In some markets, usability is everything (mobile). In others, aesthetics (marketing). Yet again in others, speed (search engines). Maybe in another, depth of technical end points (APIs). And within these markets, there are niches with even finer requirements.
Identify your core desired audience and build features only they yearn for. Everything else is a distraction.
Feature != (does not equal) Technical
A feature isn’t necessarily a boat load of programming. A “feature” is a marketable unit of software development. The complexity of that development is irrelevant. It can be as simple as a change in design, pricing, copy, or even name. Here are some examples:
- Pick an XXX domain for your Pinterest clone: bam! PinPorn (NSFW). No difference in technical features from the original, but the site successfully corners its own market via community (the feature).
- Want to be a Groupon for gay people? Fab. (Another year later, they’ve exited their niche and become a mainstream fashion site.) You know how they did that? They built a sizable mailing list of the gay community from their original ideas to be a gay Facebook and/or Yelp. Fab’s differentiator? Good taste, according to them.
- Instagram’s killer feature was tight social integration (arguably pretty technical); yet Hipstamatic came first. Instagram brought easy sharing to a paid digital photo filter market that Hipstamatic defined.

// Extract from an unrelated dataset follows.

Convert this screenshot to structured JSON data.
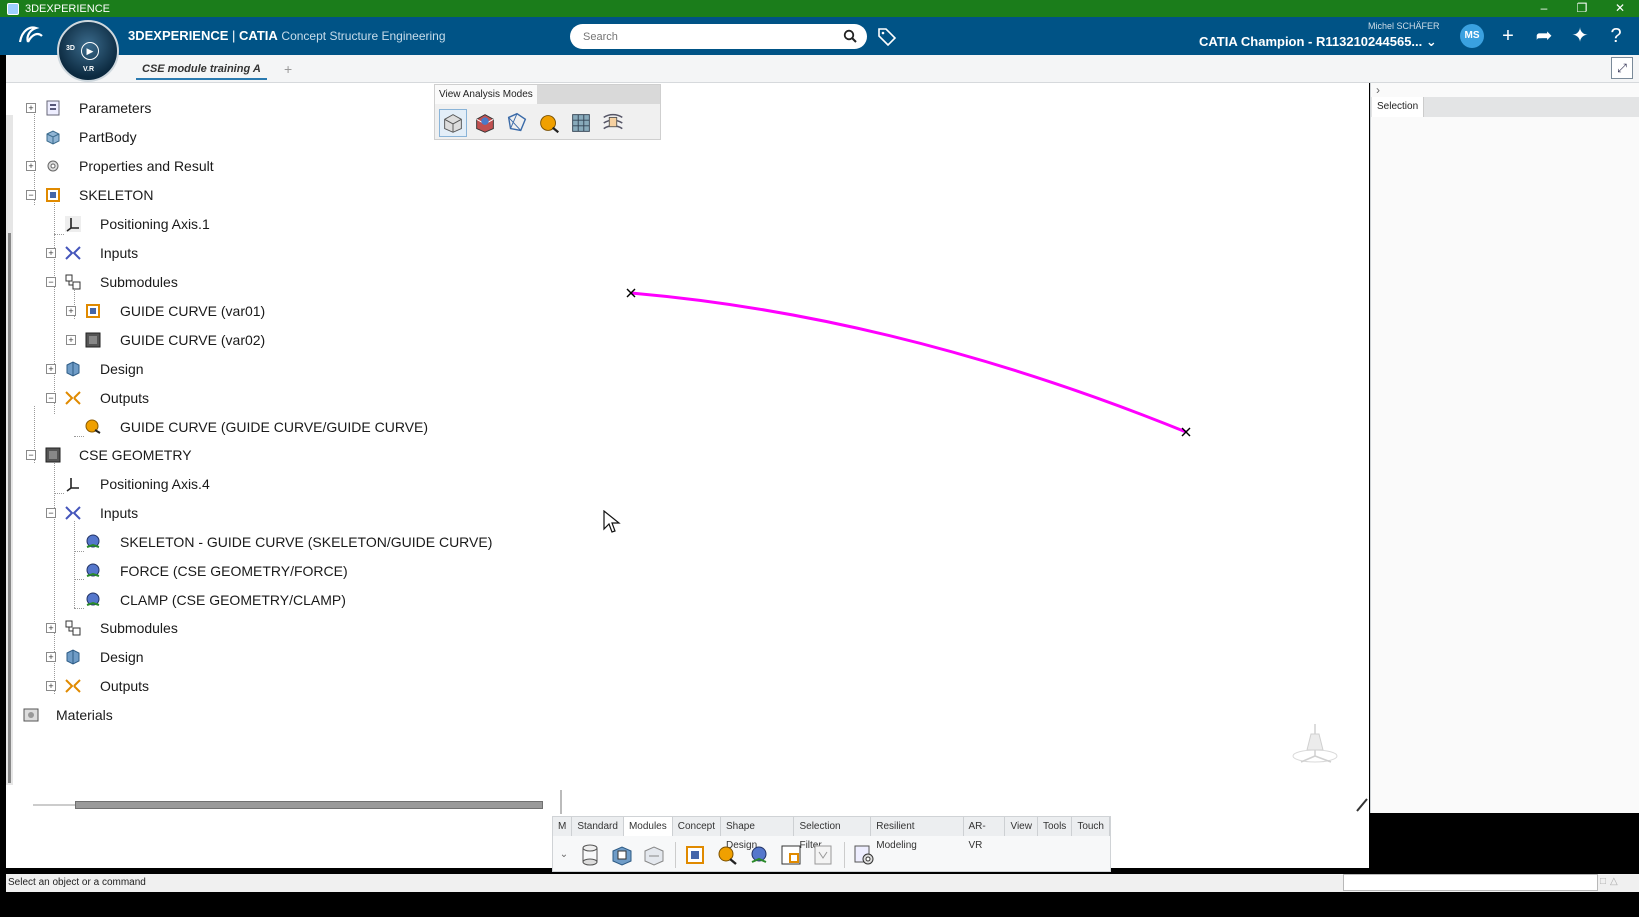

- And, of course, there’s Facebook: a MySpace for college students. The killer “feature” was that you had to have a “.edu” email address. Facebook probably would have perished in its early days without those 5 lines of code (maybe less).
The Real Meaning of Market Differentiation
Recall my example about the free dating market. Rewind 10 years. Online dating was something you paid for. That was it. Maybe this is easy to recognize now, but this market dichotomy (free vs. paid) was not apparent until only recently.
When smart people ask you about your market differentiation, this is what they mean. They are asking you if you’ve found a market angle that existing players will gladly give up because they either don’t value it or can’t compete in it due to conflicting interests.
So next time you’re looking at a list of features to work on, ask yourself: “is this feature putting us in the market that we want to be in?”